For oil producers like Whiting Petroleum (NYSE:WLL) and Baytex Energy (NYSE:BTE), crude's recent rise to $50 a barrel has been a lifesaver. That's because $50 a barrel is a critical level for both cash flow and drilling returns, putting both companies' operations on a more sustainable level. However, for Pioneer Natural Resources (NYSE:PXD), $50 oil means something even more exciting. That's because it's the price where the company could potentially accelerate its drilling activities to fuel stronger growth for its shareholders.
Off to a fast start
Pioneer Natural Resources is already projecting strong production growth in 2016, with the company recently boosting its growth outlook to a 12%+ increase in output over last year's average daily rate. That's up from the company's previous production growth target of 10% thanks to much stronger well results in the first quarter. It was a quarter where the company blew past its guidance, delivering average daily production of 222,000 barrels of oil equivalent per day, or BOE/d, against a guidance range of 211,000 BOE/d to 216,000 BOE/d.
Few producers can rival that growth rate during the current environment, with several oil companies unable to even match last year's output because of steep decline rates or uneconomic production. Whiting Petroleum, for example, had to cut its capex budget by 80% because of weakening cash flow. That initially led to the expectation that Whiting Petroleum's production would slump 18.5% over last year's rate, with the company originally expecting to wind down its fracking operations by mid-year. While that wind-down is now off the table thanks to a financial arrangement signed last quarter, it's still unlikely Whiting Petroleum will grow its production this year, even if oil continues to rally.
Meanwhile, Baytex Energy needed to shut in 7,500 barrels per day of production during the first quarter, or 9% of its total output, due to very weak economics. In addition to that, Baytex Energy had to cease drilling in two of its core areas because those plays needed oil in the mid-$40s in order to simply break even. While these two options are now back on the table with oil around $50, that isn't likely going to be enough to enable the company to increase its output this year.
Accelerating at $50 a barrel

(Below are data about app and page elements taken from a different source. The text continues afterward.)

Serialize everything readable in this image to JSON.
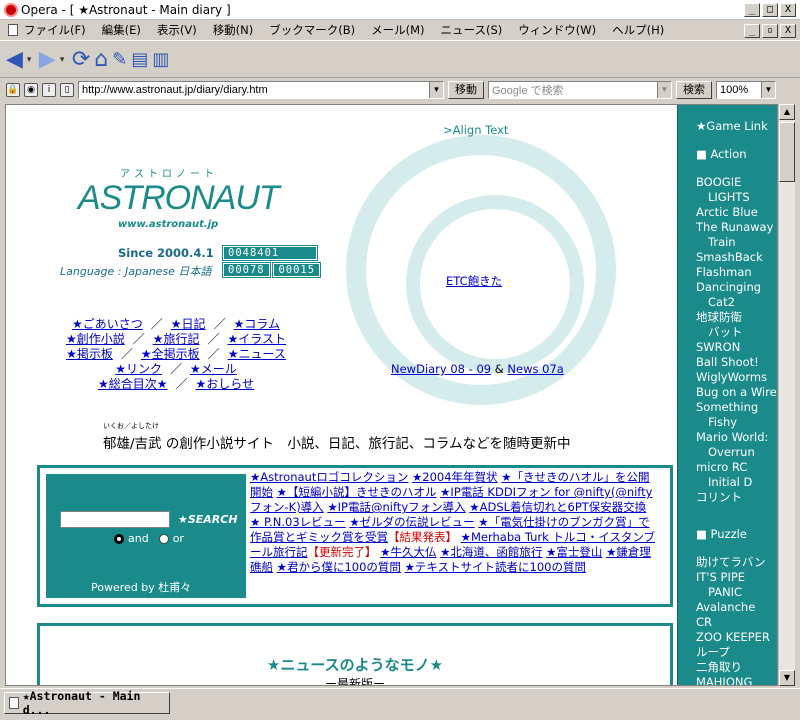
{
  "window": {
    "title": "Opera - [ ★Astronaut - Main diary ]",
    "min": "_",
    "max": "□",
    "close": "X",
    "child_min": "_",
    "child_restore": "▫",
    "child_close": "X"
  },
  "menu": [
    "ファイル(F)",
    "編集(E)",
    "表示(V)",
    "移動(N)",
    "ブックマーク(B)",
    "メール(M)",
    "ニュース(S)",
    "ウィンドウ(W)",
    "ヘルプ(H)"
  ],
  "address": {
    "url": "http://www.astronaut.jp/diary/diary.htm",
    "go_label": "移動",
    "search_placeholder": "Google で検索",
    "search_label": "検索",
    "zoom": "100%"
  },
  "page": {
    "align_text": ">Align Text",
    "logo_text": "ASTRONAUT",
    "logo_kana": "アストロノート",
    "logo_url": "www.astronaut.jp",
    "since": "Since 2000.4.1",
    "counter_total": "0048401",
    "language": "Language : Japanese 日本語",
    "counter_a": "00078",
    "counter_b": "00015",
    "etc_link": "ETC飽きた",
    "newdiary": "NewDiary 08 - 09",
    "amp": "&",
    "news07": "News 07a",
    "nav": [
      [
        "★ごあいさつ",
        "★日記",
        "★コラム"
      ],
      [
        "★創作小説",
        "★旅行記",
        "★イラスト"
      ],
      [
        "★掲示板",
        "★全掲示板",
        "★ニュース"
      ],
      [
        "★リンク",
        "★メール"
      ],
      [
        "★総合目次★",
        "★おしらせ"
      ]
    ],
    "sep": "／",
    "furigana": "いくお／よしたけ",
    "tagline_name": "郁雄/吉武",
    "tagline_rest": "の創作小説サイト　小説、日記、旅行記、コラムなどを随時更新中",
    "search_btn": "★SEARCH",
    "radio_and": "and",
    "radio_or": "or",
    "powered": "Powered by 杜甫々",
    "news_links": [
      "★Astronautロゴコレクション",
      "★2004年年賀状",
      "★「きせきのハオル」を公開開始",
      "★【短編小説】きせきのハオル",
      "★IP電話 KDDIフォン for @nifty(@niftyフォン-K)導入",
      "★IP電話@niftyフォン導入",
      "★ADSL着信切れと6PT保安器交換",
      "★ P.N.03レビュー",
      "★ゼルダの伝説レビュー",
      "★「電気仕掛けのブンガク賞」で作品賞とギミック賞を受賞",
      "★Merhaba Turk トルコ・イスタンブール旅行記",
      "★牛久大仏",
      "★北海道、函館旅行",
      "★富士登山",
      "★鎌倉理礁船",
      "★君から僕に100の質問",
      "★テキストサイト読者に100の質問"
    ],
    "news_red_a": "【結果発表】",
    "news_red_b": "【更新完了】",
    "news_title": "★ニュースのようなモノ★",
    "news_sub": "ー最新版ー"
  },
  "sidebar": {
    "game_link": "★Game Link",
    "action_hd": "■ Action",
    "action": [
      "BOOGIE",
      "  LIGHTS",
      "Arctic Blue",
      "The Runaway",
      "  Train",
      "SmashBack",
      "Flashman",
      "Dancinging",
      "  Cat2",
      "地球防衛",
      "  バット",
      "SWRON",
      "Ball Shoot!",
      "WiglyWorms",
      "Bug on a Wire",
      "Something",
      "  Fishy",
      "Mario World:",
      "  Overrun",
      "micro RC",
      "  Initial D",
      "コリント"
    ],
    "puzzle_hd": "■ Puzzle",
    "puzzle": [
      "助けてラバン",
      "IT'S PIPE",
      "  PANIC",
      "Avalanche",
      "CR",
      "ZOO KEEPER",
      "ループ",
      "二角取り",
      "MAHJONG"
    ]
  },
  "status": {
    "tab": "★Astronaut - Main d..."
  }
}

Oil's recent rise to around $50 a barrel will significantly improve the cash flow and drilling returns of both Whiting Petroleum and Baytex Energy. Pioneer Natural Resources, likewise, will see a boost in both its cash flow and returns at $50 oil. However, that price is key for another reason: It's the trigger point at which the company can accelerate drilling to drive even stronger production growth.

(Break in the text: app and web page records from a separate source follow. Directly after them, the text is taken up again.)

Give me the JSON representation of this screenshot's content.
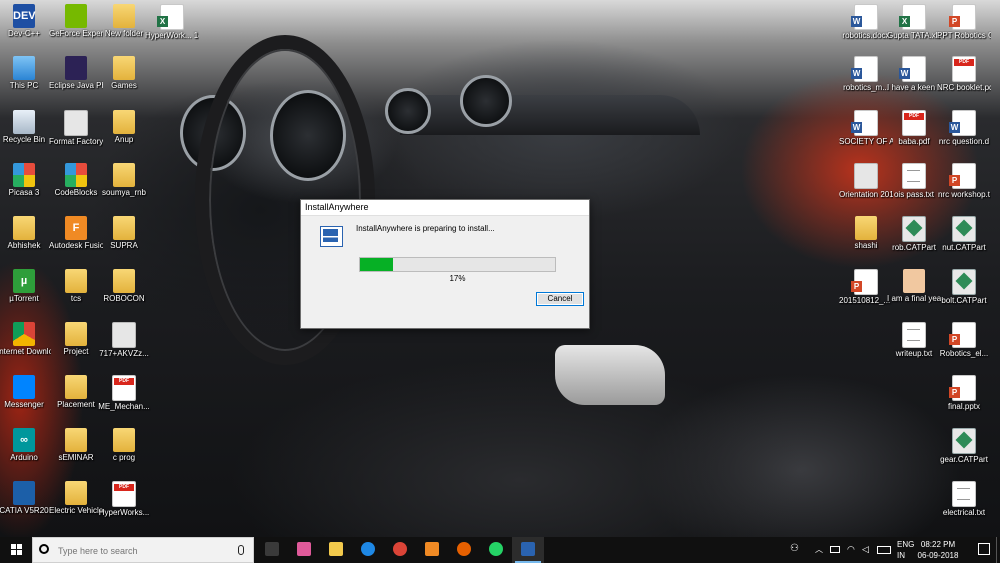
{
  "desktop_icons": [
    {
      "label": "Dev-C++",
      "icon": "devcpp-icon",
      "style": "g-dev",
      "glyph": "DEV"
    },
    {
      "label": "GeForce Experience",
      "icon": "nvidia-icon",
      "style": "g-nvidia",
      "glyph": ""
    },
    {
      "label": "New folder",
      "icon": "folder-icon",
      "style": "g-folder",
      "glyph": ""
    },
    {
      "label": "HyperWork... 14.0 License...",
      "icon": "excel-file-icon",
      "style": "g-excel",
      "glyph": ""
    },
    {
      "label": "This PC",
      "icon": "this-pc-icon",
      "style": "g-pc",
      "glyph": ""
    },
    {
      "label": "Eclipse Java Photon",
      "icon": "eclipse-icon",
      "style": "g-eclipse",
      "glyph": ""
    },
    {
      "label": "Games",
      "icon": "folder-icon",
      "style": "g-folder",
      "glyph": ""
    },
    {
      "label": "Recycle Bin",
      "icon": "recycle-bin-icon",
      "style": "g-bin",
      "glyph": ""
    },
    {
      "label": "Format Factory",
      "icon": "format-factory-icon",
      "style": "g-img",
      "glyph": ""
    },
    {
      "label": "Anup",
      "icon": "folder-icon",
      "style": "g-folder",
      "glyph": ""
    },
    {
      "label": "Picasa 3",
      "icon": "picasa-icon",
      "style": "g-picasa",
      "glyph": ""
    },
    {
      "label": "CodeBlocks",
      "icon": "codeblocks-icon",
      "style": "g-picasa",
      "glyph": ""
    },
    {
      "label": "soumya_rnb",
      "icon": "folder-icon",
      "style": "g-folder",
      "glyph": ""
    },
    {
      "label": "Abhishek",
      "icon": "folder-icon",
      "style": "g-folder",
      "glyph": ""
    },
    {
      "label": "Autodesk Fusion 360",
      "icon": "fusion360-icon",
      "style": "g-orange",
      "glyph": "F"
    },
    {
      "label": "SUPRA",
      "icon": "folder-icon",
      "style": "g-folder",
      "glyph": ""
    },
    {
      "label": "µTorrent",
      "icon": "utorrent-icon",
      "style": "g-green",
      "glyph": "µ"
    },
    {
      "label": "tcs",
      "icon": "folder-icon",
      "style": "g-folder",
      "glyph": ""
    },
    {
      "label": "ROBOCON",
      "icon": "folder-icon",
      "style": "g-folder",
      "glyph": ""
    },
    {
      "label": "Internet Downloa...",
      "icon": "internet-download-manager-icon",
      "style": "g-chrome",
      "glyph": ""
    },
    {
      "label": "Project",
      "icon": "folder-icon",
      "style": "g-folder",
      "glyph": ""
    },
    {
      "label": "717+AKVZz...",
      "icon": "image-file-icon",
      "style": "g-img",
      "glyph": ""
    },
    {
      "label": "Messenger",
      "icon": "messenger-icon",
      "style": "g-msgr",
      "glyph": ""
    },
    {
      "label": "Placement",
      "icon": "folder-icon",
      "style": "g-folder",
      "glyph": ""
    },
    {
      "label": "ME_Mechan...",
      "icon": "pdf-file-icon",
      "style": "g-pdf",
      "glyph": ""
    },
    {
      "label": "Arduino",
      "icon": "arduino-icon",
      "style": "g-arduino",
      "glyph": "∞"
    },
    {
      "label": "sEMINAR",
      "icon": "folder-icon",
      "style": "g-folder",
      "glyph": ""
    },
    {
      "label": "c prog",
      "icon": "folder-icon",
      "style": "g-folder",
      "glyph": ""
    },
    {
      "label": "CATIA V5R20",
      "icon": "catia-icon",
      "style": "g-catia",
      "glyph": ""
    },
    {
      "label": "Electric Vehicle",
      "icon": "folder-icon",
      "style": "g-folder",
      "glyph": ""
    },
    {
      "label": "HyperWorks...",
      "icon": "pdf-file-icon",
      "style": "g-pdf",
      "glyph": ""
    },
    {
      "label": "robotics.docx",
      "icon": "word-file-icon",
      "style": "g-word",
      "glyph": ""
    },
    {
      "label": "Gupta TATA.xls",
      "icon": "excel-file-icon",
      "style": "g-excel",
      "glyph": ""
    },
    {
      "label": "PPT Robotics Club.pptx",
      "icon": "powerpoint-file-icon",
      "style": "g-ppt",
      "glyph": ""
    },
    {
      "label": "robotics_m...",
      "icon": "word-file-icon",
      "style": "g-word",
      "glyph": ""
    },
    {
      "label": "I have a keen interest tow...",
      "icon": "word-file-icon",
      "style": "g-word",
      "glyph": ""
    },
    {
      "label": "NRC booklet.pdf",
      "icon": "pdf-file-icon",
      "style": "g-pdf",
      "glyph": ""
    },
    {
      "label": "SOCIETY OF AUTOMOTI...",
      "icon": "word-file-icon",
      "style": "g-word",
      "glyph": ""
    },
    {
      "label": "baba.pdf",
      "icon": "pdf-file-icon",
      "style": "g-pdf",
      "glyph": ""
    },
    {
      "label": "nrc question.d",
      "icon": "word-file-icon",
      "style": "g-word",
      "glyph": ""
    },
    {
      "label": "Orientation 2018.pptx",
      "icon": "powerpoint-file-icon",
      "style": "g-img",
      "glyph": ""
    },
    {
      "label": "ois pass.txt",
      "icon": "text-file-icon",
      "style": "g-txt",
      "glyph": ""
    },
    {
      "label": "nrc workshop.t",
      "icon": "powerpoint-file-icon",
      "style": "g-ppt",
      "glyph": ""
    },
    {
      "label": "shashi",
      "icon": "folder-icon",
      "style": "g-folder",
      "glyph": ""
    },
    {
      "label": "rob.CATPart",
      "icon": "catpart-file-icon",
      "style": "g-catpart",
      "glyph": ""
    },
    {
      "label": "nut.CATPart",
      "icon": "catpart-file-icon",
      "style": "g-catpart",
      "glyph": ""
    },
    {
      "label": "201510812_... KUMAR SAT...",
      "icon": "powerpoint-file-icon",
      "style": "g-ppt",
      "glyph": ""
    },
    {
      "label": "I am a final year stude...",
      "icon": "person-image-icon",
      "style": "g-person",
      "glyph": ""
    },
    {
      "label": "bolt.CATPart",
      "icon": "catpart-file-icon",
      "style": "g-catpart",
      "glyph": ""
    },
    {
      "label": "writeup.txt",
      "icon": "text-file-icon",
      "style": "g-txt",
      "glyph": ""
    },
    {
      "label": "Robotics_el...",
      "icon": "powerpoint-file-icon",
      "style": "g-ppt",
      "glyph": ""
    },
    {
      "label": "final.pptx",
      "icon": "powerpoint-file-icon",
      "style": "g-ppt",
      "glyph": ""
    },
    {
      "label": "gear.CATPart",
      "icon": "catpart-file-icon",
      "style": "g-catpart",
      "glyph": ""
    },
    {
      "label": "electrical.txt",
      "icon": "text-file-icon",
      "style": "g-txt",
      "glyph": ""
    }
  ],
  "dialog": {
    "title": "InstallAnywhere",
    "message": "InstallAnywhere is preparing to install...",
    "progress_fraction": 0.17,
    "progress_text": "17%",
    "cancel_label": "Cancel"
  },
  "taskbar": {
    "search_placeholder": "Type here to search",
    "apps": [
      {
        "name": "task-view",
        "color": "#3a3a3a"
      },
      {
        "name": "paint-3d",
        "color": "#e05a9a"
      },
      {
        "name": "file-explorer",
        "color": "#f2c94c"
      },
      {
        "name": "edge",
        "color": "#1e88e5"
      },
      {
        "name": "chrome",
        "color": "#db4437"
      },
      {
        "name": "vlc",
        "color": "#f08a24"
      },
      {
        "name": "firefox",
        "color": "#e66000"
      },
      {
        "name": "whatsapp",
        "color": "#25d366"
      },
      {
        "name": "installanywhere",
        "color": "#2a63b0"
      }
    ],
    "language_line1": "ENG",
    "language_line2": "IN",
    "time": "08:22 PM",
    "date": "06-09-2018"
  }
}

In Pioneer Natural Resources' first-quarter earnings release, the company noted it was "expecting to add five to 10 horizontal drilling rigs when the price of oil recovers to approximately $50 per barrel and the outlook for oil supply/demand fundamentals is positive." For perspective, the company is currently running just 12 rigs, so the increase to 17 or 22 is substantial.
That said, the company did note that oil hitting $50 wasn't the only trigger, but that it also had to be comfortable that oil was sustainable above that key level. Crude has yet to be able to hold that level, with oil seemingly hitting a ceiling at $50, and sinking below that price in recent days. However, as the crude oil market fundamentals continue to improve thanks to solid demand and weakening supplies from the continued projected production declines of companies like Whiting Petroleum and Baytex Energy, it's possible crude will find firm footing at or above $50 before the year is out. When that happens, Pioneer Natural Resources plans to put those rigs back to work so it can accelerate production growth.
Oil has finally reached an exciting level for Pioneer Natural Resources. As long as crude can stick at $50 a barrel, it should give the company the confidence to start adding rigs, which will accelerate its already-strong production growth. That puts that company well ahead of most peers, which don't have much hope to get production back up to its prior peak before the end of this year, let alone grow it.